If there’s one thing we all learned from the pandemic, it’s that everything can change in an instant, and due to circumstances beyond our control. If you were to become ill, use all your sick days and still not be able to return to work, how would you pay your bills? If you were laid off unexpectedly, would you be financially prepared for that? Bankrate reports that around half of Americans have less than three months’ worth of savings for regular expenses. However, the U.S. Bureau of Labor Statistics reports that the average person remains unemployed for just over five months. Five hundred dollars can be a good start to an emergency fund for a rainy day.
Make a Home Improvement
Do you have a room that desperately needs repainting? Been meaning to put up a nice fence for curb appeal? Have you wanted to turn a spare room into a home office? Having a home that looks nice can improve your mood. Sage Journals even reports that the colors of an environment greatly affect our moods, so repainting one room or a portion of your home can make a big difference in things like creativity, happiness and even productivity. Use your $500 to finally get on that home improvement project.
What to do with a $1,500 refund
Start a Savings Account
A savings account will be different from your emergency fund in that an emergency fund sits in your checking account to be accessible, but a savings account should remain untouched. It’s meant to gain interest and grow. Opening a savings account is a smart thing to do with $1,500. Many banking institutions require a certain minimum in savings accounts to avoid fees, and $1,500 will ensure you avoid those fees. Credit Karma reports that most savings accounts grow with compound interest, so $1,500 can grow substantially rather quickly.
Start an Education Savings Account
A 529 account is a non-taxable education plan. The funds must be used to pay for education and any U.S.-based adult ages 18 and over can open one. They can use the funds for any designated beneficiary, including themselves, making this a great type of account for someone hoping to go back to school. The earnings on these accounts grow federal tax-free, making them an excellent part of a long-term plan to fund education – yours or someone else’s.
Buy Something for your Business

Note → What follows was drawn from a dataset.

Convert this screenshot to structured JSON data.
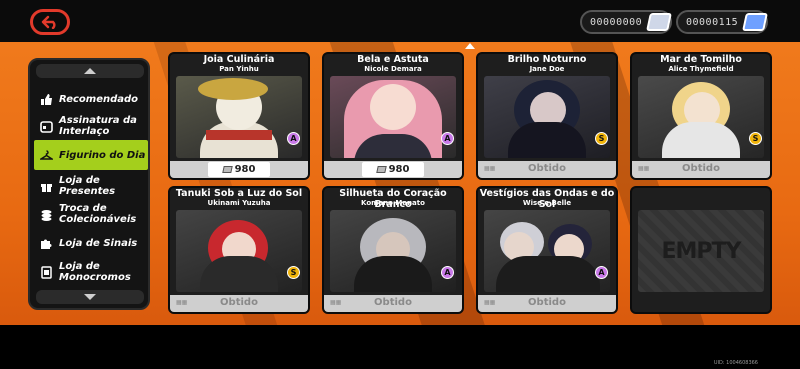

Wherever you are in your business venture – whether you haven’t even started it or have been operating for a while – there is something your business could need. If you’re looking to start a business, you could use your $1,500 to build and design a website. If you have a brick-and-mortar business, perhaps you need more equipment. You can use these funds as an investment in your business aka an investment in yourself.
What to do with a $3,000 refund
Contribute to an IRA
The Investment Company Institute reports that 37 percent of American households own an individual retirement account (IRA). An IRA can be an important part of a retirement plan. Investopedia reports that a properly diversified IRA can grow between seven to 10 percent per year. Plus, they grow with compounding interest. IRAs enjoy tax-free growth and tax-free withdrawals at the time of retirement. Three thousand dollars is a nice amount to start an IRA with and seeing how that number grows in one year could encourage you to contribute again next year.
Pay Down Debt
The Federal Reserve’s Survey of Consumer Finances reports that the average American household has just over $6,000 in credit card debt. Meanwhile, Investopedia reports that the average interest rate for all credit cards is 19.49 percent. That is some expensive money. If you carry high debt, use your $3,000 to pay it down so you can stop wasting money on those interest payments.
Work on that Home Down Payment
If buying a home has been a dream, then this $3,000 can get you closer to it. It might not seem like much, but remember that some FHA and conventional loans will allow borrowers to put down just three or 3.5 percent. While a small payment doesn’t buy you much equity to begin with, if you keep the home long enough to see it appreciate, this can be a smart type of mortgage for certain buyers.